• _WHAT YOU WILL DO_: These records need to be repeated exactly, every one of them.

• _Items from an interface collection_:
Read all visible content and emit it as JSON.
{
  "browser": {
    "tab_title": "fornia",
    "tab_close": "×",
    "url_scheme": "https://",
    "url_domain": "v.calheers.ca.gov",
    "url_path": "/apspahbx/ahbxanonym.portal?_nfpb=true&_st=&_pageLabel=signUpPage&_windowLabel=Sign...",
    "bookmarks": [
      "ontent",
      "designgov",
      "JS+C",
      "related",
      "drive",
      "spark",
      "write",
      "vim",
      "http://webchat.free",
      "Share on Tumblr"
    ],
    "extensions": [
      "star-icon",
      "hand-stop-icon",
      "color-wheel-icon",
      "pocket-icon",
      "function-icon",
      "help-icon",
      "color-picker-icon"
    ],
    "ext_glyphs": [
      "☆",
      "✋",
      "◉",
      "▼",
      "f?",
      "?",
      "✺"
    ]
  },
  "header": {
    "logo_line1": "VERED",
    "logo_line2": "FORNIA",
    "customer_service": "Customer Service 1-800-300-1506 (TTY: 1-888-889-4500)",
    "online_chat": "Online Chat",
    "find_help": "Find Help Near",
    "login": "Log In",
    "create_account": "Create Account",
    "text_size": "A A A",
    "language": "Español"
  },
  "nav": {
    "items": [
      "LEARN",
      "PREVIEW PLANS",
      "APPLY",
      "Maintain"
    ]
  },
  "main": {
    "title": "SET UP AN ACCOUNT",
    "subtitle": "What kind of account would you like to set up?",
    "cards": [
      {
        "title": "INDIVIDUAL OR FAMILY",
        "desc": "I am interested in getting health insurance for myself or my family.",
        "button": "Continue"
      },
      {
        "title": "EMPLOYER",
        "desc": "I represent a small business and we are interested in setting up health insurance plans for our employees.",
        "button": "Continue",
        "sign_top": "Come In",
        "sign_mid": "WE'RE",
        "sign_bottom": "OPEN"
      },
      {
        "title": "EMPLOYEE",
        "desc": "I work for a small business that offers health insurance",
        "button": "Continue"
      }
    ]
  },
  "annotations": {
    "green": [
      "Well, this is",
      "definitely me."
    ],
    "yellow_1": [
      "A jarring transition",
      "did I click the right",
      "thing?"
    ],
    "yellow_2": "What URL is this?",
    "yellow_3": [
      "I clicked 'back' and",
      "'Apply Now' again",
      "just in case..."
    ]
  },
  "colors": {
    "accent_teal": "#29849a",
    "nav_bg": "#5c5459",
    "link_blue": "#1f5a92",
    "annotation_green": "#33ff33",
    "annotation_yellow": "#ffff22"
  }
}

• _ANSWER TO THE EXERCISE_:
Read all visible content and emit it as JSON.
{
  "browser": {
    "tab_title": "fornia",
    "tab_close": "×",
    "url_scheme": "https://",
    "url_domain": "v.calheers.ca.gov",
    "url_path": "/apspahbx/ahbxanonym.portal?_nfpb=true&_st=&_pageLabel=signUpPage&_windowLabel=Sign...",
    "bookmarks": [
      "ontent",
      "designgov",
      "JS+C",
      "related",
      "drive",
      "spark",
      "write",
      "vim",
      "http://webchat.free",
      "Share on Tumblr"
    ],
    "extensions": [
      "star-icon",
      "hand-stop-icon",
      "color-wheel-icon",
      "pocket-icon",
      "function-icon",
      "help-icon",
      "color-picker-icon"
    ],
    "ext_glyphs": [
      "☆",
      "✋",
      "◉",
      "▼",
      "f?",
      "?",
      "✺"
    ]
  },
  "header": {
    "logo_line1": "VERED",
    "logo_line2": "FORNIA",
    "customer_service": "Customer Service 1-800-300-1506 (TTY: 1-888-889-4500)",
    "online_chat": "Online Chat",
    "find_help": "Find Help Near",
    "login": "Log In",
    "create_account": "Create Account",
    "text_size": "A A A",
    "language": "Español"
  },
  "nav": {
    "items": [
      "LEARN",
      "PREVIEW PLANS",
      "APPLY",
      "Maintain"
    ]
  },
  "main": {
    "title": "SET UP AN ACCOUNT",
    "subtitle": "What kind of account would you like to set up?",
    "cards": [
      {
        "title": "INDIVIDUAL OR FAMILY",
        "desc": "I am interested in getting health insurance for myself or my family.",
        "button": "Continue"
      },
      {
        "title": "EMPLOYER",
        "desc": "I represent a small business and we are interested in setting up health insurance plans for our employees.",
        "button": "Continue",
        "sign_top": "Come In",
        "sign_mid": "WE'RE",
        "sign_bottom": "OPEN"
      },
      {
        "title": "EMPLOYEE",
        "desc": "I work for a small business that offers health insurance",
        "button": "Continue"
      }
    ]
  },
  "annotations": {
    "green": [
      "Well, this is",
      "definitely me."
    ],
    "yellow_1": [
      "A jarring transition",
      "did I click the right",
      "thing?"
    ],
    "yellow_2": "What URL is this?",
    "yellow_3": [
      "I clicked 'back' and",
      "'Apply Now' again",
      "just in case..."
    ]
  },
  "colors": {
    "accent_teal": "#29849a",
    "nav_bg": "#5c5459",
    "link_blue": "#1f5a92",
    "annotation_green": "#33ff33",
    "annotation_yellow": "#ffff22"
  }
}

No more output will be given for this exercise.